Modern programmers are well aware that go-to statements are bad. Introductory programming materials actively discourage and even omit, the statement altogether. It's a shortcut for spaghetti code. Why is that?
In March 1968, the famed computer scientist Edsger W. Dijkstra wrote a letter to the editor for the Communications of the ACM. It was aptly titled “Go To Statement Considered Harmful.” In it, Dijkstra first distinguishes between the textual program file and the process of executing the program. He remarks that we are particularly bad at grasping the latter.

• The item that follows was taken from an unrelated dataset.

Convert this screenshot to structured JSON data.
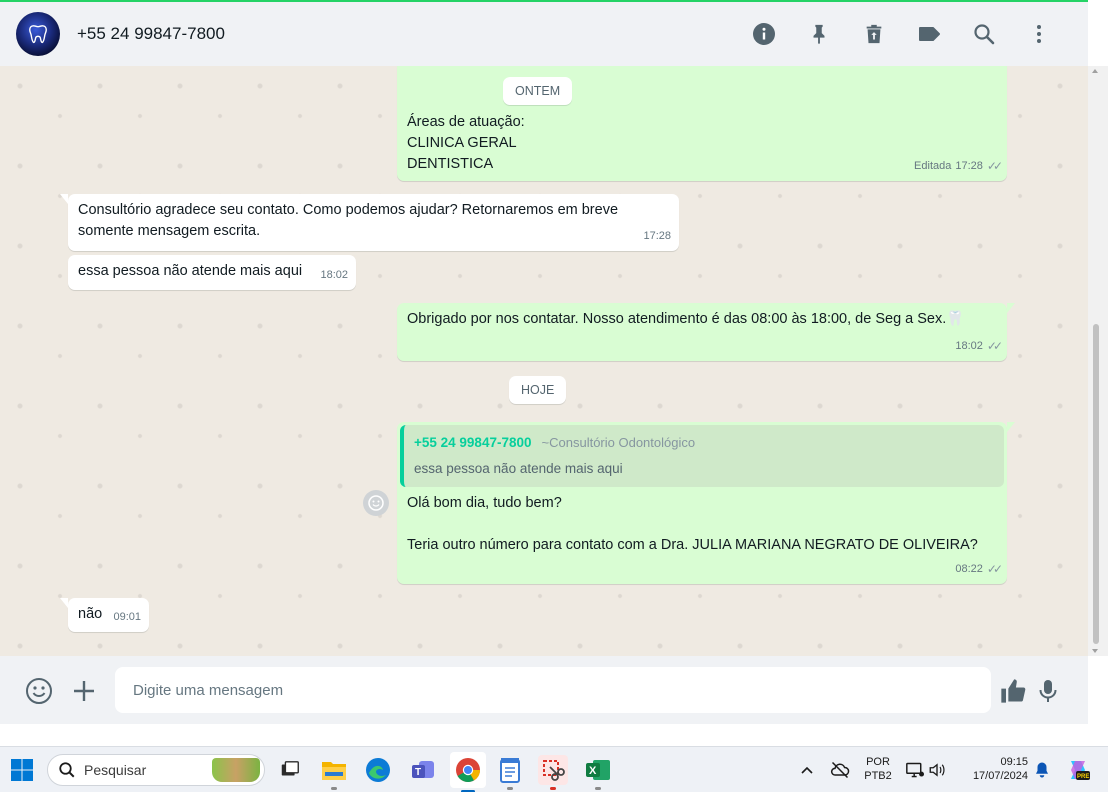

Critics have long lamented how slowly universities change. Computer Science, one of the fastest-growing majors across countries, is no exception. Computer science students meant to serve the world's insatiable demands for computing professionals simply aren't prepared for the industry. They learn now-irrelevant technologies through dated pedagogy and adhere to academic honesty rules that don't mold well to modern software development practices.
In a recent op-ed for the University of Rochester student newspaper Campus Times, I dissected the issue in comparison to a popular alternate education model, coding boot camps. I also gave some concrete suggestions on how to improve undergraduate computer science education based on case studies. Read more here.